Were last year's soybean rust warnings warranted?

ILLNOIS - Government and industry spent millions of dollars last winter to prepare farmers for the scourge of soybean rust, a yield-robbing fungus that could cost them thousands of extra dollars to control.

Yet, while the disease was found in the southern states for the second straight year, it never reached the major soybean-growing states in the Midwest.

Were all the Web sites and brochures and seminars a waste of time and money?

Soybean experts say the answer is definitely "No," and farmers should be wary again this summer.

"Just because we didn't have soybean rust all the way up into the central part of the United States doesn't mean that it won't eventually get here," Suzanne Bissonnette, a soybean rust expert with University of Illinois Extension, told farmers and chemical applicators gathered for the university's annual Crop Technology Conference Jan. 5. "We're in the early stages and I urge you to continue to pay attention to rust."

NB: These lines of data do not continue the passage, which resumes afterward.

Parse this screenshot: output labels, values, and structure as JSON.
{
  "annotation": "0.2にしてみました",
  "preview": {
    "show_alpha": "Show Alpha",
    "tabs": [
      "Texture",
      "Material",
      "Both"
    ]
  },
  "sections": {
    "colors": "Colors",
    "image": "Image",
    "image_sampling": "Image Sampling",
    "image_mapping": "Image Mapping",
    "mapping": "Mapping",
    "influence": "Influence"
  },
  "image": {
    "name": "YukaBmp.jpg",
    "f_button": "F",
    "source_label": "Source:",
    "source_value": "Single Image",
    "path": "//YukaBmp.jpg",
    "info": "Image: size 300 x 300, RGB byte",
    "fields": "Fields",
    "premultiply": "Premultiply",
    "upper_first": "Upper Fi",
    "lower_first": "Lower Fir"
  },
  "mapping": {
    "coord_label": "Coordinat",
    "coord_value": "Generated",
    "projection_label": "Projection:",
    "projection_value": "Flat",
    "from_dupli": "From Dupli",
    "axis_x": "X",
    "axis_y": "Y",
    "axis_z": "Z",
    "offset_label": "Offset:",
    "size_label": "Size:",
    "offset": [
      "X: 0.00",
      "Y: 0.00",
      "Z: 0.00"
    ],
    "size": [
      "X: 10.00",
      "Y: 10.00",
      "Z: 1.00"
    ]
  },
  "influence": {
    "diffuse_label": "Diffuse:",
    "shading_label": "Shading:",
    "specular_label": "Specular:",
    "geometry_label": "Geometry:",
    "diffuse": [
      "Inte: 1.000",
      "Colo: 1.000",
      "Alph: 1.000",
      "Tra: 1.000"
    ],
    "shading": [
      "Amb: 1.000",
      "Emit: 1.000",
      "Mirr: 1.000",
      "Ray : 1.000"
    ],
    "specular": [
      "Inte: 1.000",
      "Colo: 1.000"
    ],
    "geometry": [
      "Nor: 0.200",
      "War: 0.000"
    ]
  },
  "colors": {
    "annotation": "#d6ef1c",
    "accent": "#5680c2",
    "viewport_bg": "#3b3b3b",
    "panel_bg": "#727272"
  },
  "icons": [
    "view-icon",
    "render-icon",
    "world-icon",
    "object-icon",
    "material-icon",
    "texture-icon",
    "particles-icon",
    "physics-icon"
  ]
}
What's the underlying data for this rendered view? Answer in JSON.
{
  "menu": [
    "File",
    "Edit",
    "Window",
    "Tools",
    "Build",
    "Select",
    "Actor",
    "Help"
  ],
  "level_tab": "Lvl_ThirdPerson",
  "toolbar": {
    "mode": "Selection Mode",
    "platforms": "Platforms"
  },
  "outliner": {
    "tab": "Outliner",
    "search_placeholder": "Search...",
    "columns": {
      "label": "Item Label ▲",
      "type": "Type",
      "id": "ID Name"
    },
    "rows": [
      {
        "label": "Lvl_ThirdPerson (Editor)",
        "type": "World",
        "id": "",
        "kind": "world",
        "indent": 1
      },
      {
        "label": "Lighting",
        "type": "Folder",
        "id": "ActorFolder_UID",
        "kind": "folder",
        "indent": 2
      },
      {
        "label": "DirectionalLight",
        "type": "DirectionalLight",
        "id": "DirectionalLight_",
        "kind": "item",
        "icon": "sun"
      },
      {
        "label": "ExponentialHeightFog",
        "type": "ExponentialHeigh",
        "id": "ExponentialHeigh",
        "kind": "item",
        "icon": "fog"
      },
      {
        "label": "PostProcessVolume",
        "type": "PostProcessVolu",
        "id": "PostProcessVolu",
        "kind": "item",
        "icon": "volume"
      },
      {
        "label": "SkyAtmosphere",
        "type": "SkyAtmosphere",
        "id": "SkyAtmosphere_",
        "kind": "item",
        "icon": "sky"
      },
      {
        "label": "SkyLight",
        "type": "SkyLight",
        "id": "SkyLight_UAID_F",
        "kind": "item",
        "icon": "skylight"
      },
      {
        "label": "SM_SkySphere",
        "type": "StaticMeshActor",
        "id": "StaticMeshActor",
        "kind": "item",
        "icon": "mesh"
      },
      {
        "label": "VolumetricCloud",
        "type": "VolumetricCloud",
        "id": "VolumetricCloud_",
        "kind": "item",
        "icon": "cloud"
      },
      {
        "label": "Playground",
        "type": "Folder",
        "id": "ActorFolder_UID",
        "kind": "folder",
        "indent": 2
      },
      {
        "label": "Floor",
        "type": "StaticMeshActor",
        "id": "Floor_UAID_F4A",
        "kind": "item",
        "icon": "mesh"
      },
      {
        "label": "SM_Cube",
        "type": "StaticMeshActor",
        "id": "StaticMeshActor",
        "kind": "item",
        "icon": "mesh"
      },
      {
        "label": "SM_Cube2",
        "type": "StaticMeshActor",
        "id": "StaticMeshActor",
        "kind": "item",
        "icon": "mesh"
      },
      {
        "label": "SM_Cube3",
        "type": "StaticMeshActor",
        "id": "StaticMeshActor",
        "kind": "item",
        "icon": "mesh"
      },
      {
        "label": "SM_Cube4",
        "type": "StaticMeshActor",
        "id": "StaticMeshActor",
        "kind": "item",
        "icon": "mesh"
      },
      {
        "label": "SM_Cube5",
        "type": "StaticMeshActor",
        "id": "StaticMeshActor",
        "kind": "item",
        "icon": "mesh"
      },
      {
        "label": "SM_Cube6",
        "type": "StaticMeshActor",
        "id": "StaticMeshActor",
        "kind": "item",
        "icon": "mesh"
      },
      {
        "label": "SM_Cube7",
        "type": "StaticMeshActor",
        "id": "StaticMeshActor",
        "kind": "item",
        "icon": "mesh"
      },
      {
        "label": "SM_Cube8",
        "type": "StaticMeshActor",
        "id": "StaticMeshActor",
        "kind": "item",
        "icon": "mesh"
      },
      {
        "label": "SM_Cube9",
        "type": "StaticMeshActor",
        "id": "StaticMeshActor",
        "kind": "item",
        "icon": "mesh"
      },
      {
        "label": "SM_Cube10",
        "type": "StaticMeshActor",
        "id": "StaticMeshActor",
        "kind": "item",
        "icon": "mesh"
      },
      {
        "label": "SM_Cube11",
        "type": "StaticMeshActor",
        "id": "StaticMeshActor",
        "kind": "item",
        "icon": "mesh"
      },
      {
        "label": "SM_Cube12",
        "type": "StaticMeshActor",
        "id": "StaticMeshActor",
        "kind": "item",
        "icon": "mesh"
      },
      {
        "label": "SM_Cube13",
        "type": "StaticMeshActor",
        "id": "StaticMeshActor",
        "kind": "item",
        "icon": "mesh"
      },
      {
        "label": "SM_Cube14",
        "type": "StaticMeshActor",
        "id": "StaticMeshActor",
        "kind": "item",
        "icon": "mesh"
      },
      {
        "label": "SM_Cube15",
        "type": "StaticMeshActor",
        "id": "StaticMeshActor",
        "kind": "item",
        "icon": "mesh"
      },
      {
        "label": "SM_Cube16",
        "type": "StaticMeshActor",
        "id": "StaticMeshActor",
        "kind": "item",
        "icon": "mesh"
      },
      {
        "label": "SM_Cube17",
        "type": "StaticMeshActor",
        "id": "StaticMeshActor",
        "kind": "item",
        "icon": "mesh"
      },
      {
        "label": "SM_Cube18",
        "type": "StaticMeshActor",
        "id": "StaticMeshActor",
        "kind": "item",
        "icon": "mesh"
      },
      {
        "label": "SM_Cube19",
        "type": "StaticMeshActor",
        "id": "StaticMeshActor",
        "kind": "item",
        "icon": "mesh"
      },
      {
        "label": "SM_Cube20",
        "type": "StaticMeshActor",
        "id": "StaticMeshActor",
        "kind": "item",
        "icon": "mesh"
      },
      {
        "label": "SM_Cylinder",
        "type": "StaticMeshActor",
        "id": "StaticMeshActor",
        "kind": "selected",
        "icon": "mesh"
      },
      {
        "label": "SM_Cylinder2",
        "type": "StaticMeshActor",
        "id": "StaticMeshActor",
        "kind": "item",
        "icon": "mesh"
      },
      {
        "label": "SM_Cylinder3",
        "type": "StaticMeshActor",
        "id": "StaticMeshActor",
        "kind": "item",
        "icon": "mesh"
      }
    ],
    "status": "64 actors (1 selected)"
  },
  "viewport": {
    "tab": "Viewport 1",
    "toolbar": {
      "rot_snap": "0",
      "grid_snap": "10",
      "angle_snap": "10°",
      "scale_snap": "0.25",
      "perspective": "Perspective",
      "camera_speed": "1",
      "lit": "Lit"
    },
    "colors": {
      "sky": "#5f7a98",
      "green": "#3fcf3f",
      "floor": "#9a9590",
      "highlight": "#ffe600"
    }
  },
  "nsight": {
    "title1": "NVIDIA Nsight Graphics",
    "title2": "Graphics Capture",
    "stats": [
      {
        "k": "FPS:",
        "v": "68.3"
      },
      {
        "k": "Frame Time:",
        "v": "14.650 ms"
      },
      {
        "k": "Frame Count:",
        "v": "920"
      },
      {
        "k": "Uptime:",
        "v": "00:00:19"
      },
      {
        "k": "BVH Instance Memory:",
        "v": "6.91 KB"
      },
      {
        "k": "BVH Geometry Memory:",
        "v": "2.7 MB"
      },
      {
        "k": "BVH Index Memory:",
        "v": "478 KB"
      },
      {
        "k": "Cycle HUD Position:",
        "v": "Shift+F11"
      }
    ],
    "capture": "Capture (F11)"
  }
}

Asian soybean rust disease, or Phakospora pachyrhizi, has been spreading around the world for decades. But it didn't reach the continental United States until late 2004.

The disease is caused by spores that grow after they land on soybean leaves or other host plants, such as kudzu, a leafy vine that is prevalent in the South. Unless plants are sprayed with fungicide soon after infection, the disease will take over quickly and cause leaves to drop off, which leads to fewer bean pods and fewer beans per pod.

The fungicides that can control rust could cost farmers $20-$35 per acre. But what happened in a single research field in Alabama, where rust was found in 33 counties last summer, shows what can happen if they aren't used.

The field, which was intentionally left untreated, was fully infected within two weeks of detection and was completely defoliated within seven weeks, said Edward J. Sikora, a plant scientist from Auburn University.

Source: AgriNews
calendar icon 9 January 2006
clock icon 2 minute read
© 2000 - 2024 - Global Ag Media. All Rights Reserved | No part of this site may be reproduced without permission.